━━ The data

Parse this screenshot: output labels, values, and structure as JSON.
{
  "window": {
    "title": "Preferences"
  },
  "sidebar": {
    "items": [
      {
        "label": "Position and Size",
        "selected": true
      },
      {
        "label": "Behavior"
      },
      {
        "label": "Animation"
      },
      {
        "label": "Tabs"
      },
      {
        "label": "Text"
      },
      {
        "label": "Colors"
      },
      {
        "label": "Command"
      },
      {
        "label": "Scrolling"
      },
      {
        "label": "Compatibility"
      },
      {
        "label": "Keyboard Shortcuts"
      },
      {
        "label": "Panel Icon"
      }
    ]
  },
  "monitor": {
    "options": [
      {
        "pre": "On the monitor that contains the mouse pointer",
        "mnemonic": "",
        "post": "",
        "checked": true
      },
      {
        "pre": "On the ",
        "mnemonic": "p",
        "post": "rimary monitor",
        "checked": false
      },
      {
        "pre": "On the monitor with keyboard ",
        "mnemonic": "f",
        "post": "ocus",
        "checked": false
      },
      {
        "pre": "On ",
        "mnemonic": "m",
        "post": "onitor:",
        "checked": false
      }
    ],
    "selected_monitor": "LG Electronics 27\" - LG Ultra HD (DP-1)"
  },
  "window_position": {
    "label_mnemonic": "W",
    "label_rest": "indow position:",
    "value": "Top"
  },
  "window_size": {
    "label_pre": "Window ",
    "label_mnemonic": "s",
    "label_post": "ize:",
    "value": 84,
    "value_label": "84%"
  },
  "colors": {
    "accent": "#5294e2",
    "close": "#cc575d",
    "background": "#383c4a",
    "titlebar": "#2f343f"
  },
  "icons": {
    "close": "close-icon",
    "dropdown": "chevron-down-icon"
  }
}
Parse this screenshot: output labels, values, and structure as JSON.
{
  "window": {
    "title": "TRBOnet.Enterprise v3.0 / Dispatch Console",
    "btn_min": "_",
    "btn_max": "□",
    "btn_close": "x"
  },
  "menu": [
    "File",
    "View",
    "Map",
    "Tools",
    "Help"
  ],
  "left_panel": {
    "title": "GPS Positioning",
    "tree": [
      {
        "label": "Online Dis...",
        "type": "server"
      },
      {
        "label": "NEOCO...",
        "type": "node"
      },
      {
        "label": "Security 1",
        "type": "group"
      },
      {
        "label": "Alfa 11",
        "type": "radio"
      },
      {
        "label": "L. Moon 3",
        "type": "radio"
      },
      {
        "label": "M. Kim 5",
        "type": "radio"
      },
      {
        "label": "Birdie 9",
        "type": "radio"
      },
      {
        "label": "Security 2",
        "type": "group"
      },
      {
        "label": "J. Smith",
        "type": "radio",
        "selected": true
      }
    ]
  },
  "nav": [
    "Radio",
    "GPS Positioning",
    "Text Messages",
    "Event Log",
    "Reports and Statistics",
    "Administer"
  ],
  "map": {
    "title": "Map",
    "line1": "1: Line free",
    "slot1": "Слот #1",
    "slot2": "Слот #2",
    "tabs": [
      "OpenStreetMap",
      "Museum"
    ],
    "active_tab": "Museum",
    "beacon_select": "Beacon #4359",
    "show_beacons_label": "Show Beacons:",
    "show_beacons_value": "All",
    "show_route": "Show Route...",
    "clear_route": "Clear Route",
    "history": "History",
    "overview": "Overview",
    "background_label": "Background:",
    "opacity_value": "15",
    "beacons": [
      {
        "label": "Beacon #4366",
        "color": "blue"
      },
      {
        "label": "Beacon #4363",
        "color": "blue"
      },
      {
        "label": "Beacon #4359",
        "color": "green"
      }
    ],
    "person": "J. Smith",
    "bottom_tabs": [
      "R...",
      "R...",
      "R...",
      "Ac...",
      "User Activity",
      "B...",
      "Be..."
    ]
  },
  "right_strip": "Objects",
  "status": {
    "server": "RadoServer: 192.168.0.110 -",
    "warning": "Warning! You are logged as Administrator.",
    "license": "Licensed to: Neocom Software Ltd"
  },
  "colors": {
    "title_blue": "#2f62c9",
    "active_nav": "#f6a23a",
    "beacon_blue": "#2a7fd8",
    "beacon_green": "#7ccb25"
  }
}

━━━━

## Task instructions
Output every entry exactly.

## Response to the exercise
Parse this screenshot: output labels, values, and structure as JSON.
{
  "window": {
    "title": "Preferences"
  },
  "sidebar": {
    "items": [
      {
        "label": "Position and Size",
        "selected": true
      },
      {
        "label": "Behavior"
      },
      {
        "label": "Animation"
      },
      {
        "label": "Tabs"
      },
      {
        "label": "Text"
      },
      {
        "label": "Colors"
      },
      {
        "label": "Command"
      },
      {
        "label": "Scrolling"
      },
      {
        "label": "Compatibility"
      },
      {
        "label": "Keyboard Shortcuts"
      },
      {
        "label": "Panel Icon"
      }
    ]
  },
  "monitor": {
    "options": [
      {
        "pre": "On the monitor that contains the mouse pointer",
        "mnemonic": "",
        "post": "",
        "checked": true
      },
      {
        "pre": "On the ",
        "mnemonic": "p",
        "post": "rimary monitor",
        "checked": false
      },
      {
        "pre": "On the monitor with keyboard ",
        "mnemonic": "f",
        "post": "ocus",
        "checked": false
      },
      {
        "pre": "On ",
        "mnemonic": "m",
        "post": "onitor:",
        "checked": false
      }
    ],
    "selected_monitor": "LG Electronics 27\" - LG Ultra HD (DP-1)"
  },
  "window_position": {
    "label_mnemonic": "W",
    "label_rest": "indow position:",
    "value": "Top"
  },
  "window_size": {
    "label_pre": "Window ",
    "label_mnemonic": "s",
    "label_post": "ize:",
    "value": 84,
    "value_label": "84%"
  },
  "colors": {
    "accent": "#5294e2",
    "close": "#cc575d",
    "background": "#383c4a",
    "titlebar": "#2f343f"
  },
  "icons": {
    "close": "close-icon",
    "dropdown": "chevron-down-icon"
  }
}
Parse this screenshot: output labels, values, and structure as JSON.
{
  "window": {
    "title": "TRBOnet.Enterprise v3.0 / Dispatch Console",
    "btn_min": "_",
    "btn_max": "□",
    "btn_close": "x"
  },
  "menu": [
    "File",
    "View",
    "Map",
    "Tools",
    "Help"
  ],
  "left_panel": {
    "title": "GPS Positioning",
    "tree": [
      {
        "label": "Online Dis...",
        "type": "server"
      },
      {
        "label": "NEOCO...",
        "type": "node"
      },
      {
        "label": "Security 1",
        "type": "group"
      },
      {
        "label": "Alfa 11",
        "type": "radio"
      },
      {
        "label": "L. Moon 3",
        "type": "radio"
      },
      {
        "label": "M. Kim 5",
        "type": "radio"
      },
      {
        "label": "Birdie 9",
        "type": "radio"
      },
      {
        "label": "Security 2",
        "type": "group"
      },
      {
        "label": "J. Smith",
        "type": "radio",
        "selected": true
      }
    ]
  },
  "nav": [
    "Radio",
    "GPS Positioning",
    "Text Messages",
    "Event Log",
    "Reports and Statistics",
    "Administer"
  ],
  "map": {
    "title": "Map",
    "line1": "1: Line free",
    "slot1": "Слот #1",
    "slot2": "Слот #2",
    "tabs": [
      "OpenStreetMap",
      "Museum"
    ],
    "active_tab": "Museum",
    "beacon_select": "Beacon #4359",
    "show_beacons_label": "Show Beacons:",
    "show_beacons_value": "All",
    "show_route": "Show Route...",
    "clear_route": "Clear Route",
    "history": "History",
    "overview": "Overview",
    "background_label": "Background:",
    "opacity_value": "15",
    "beacons": [
      {
        "label": "Beacon #4366",
        "color": "blue"
      },
      {
        "label": "Beacon #4363",
        "color": "blue"
      },
      {
        "label": "Beacon #4359",
        "color": "green"
      }
    ],
    "person": "J. Smith",
    "bottom_tabs": [
      "R...",
      "R...",
      "R...",
      "Ac...",
      "User Activity",
      "B...",
      "Be..."
    ]
  },
  "right_strip": "Objects",
  "status": {
    "server": "RadoServer: 192.168.0.110 -",
    "warning": "Warning! You are logged as Administrator.",
    "license": "Licensed to: Neocom Software Ltd"
  },
  "colors": {
    "title_blue": "#2f62c9",
    "active_nav": "#f6a23a",
    "beacon_blue": "#2a7fd8",
    "beacon_green": "#7ccb25"
  }
}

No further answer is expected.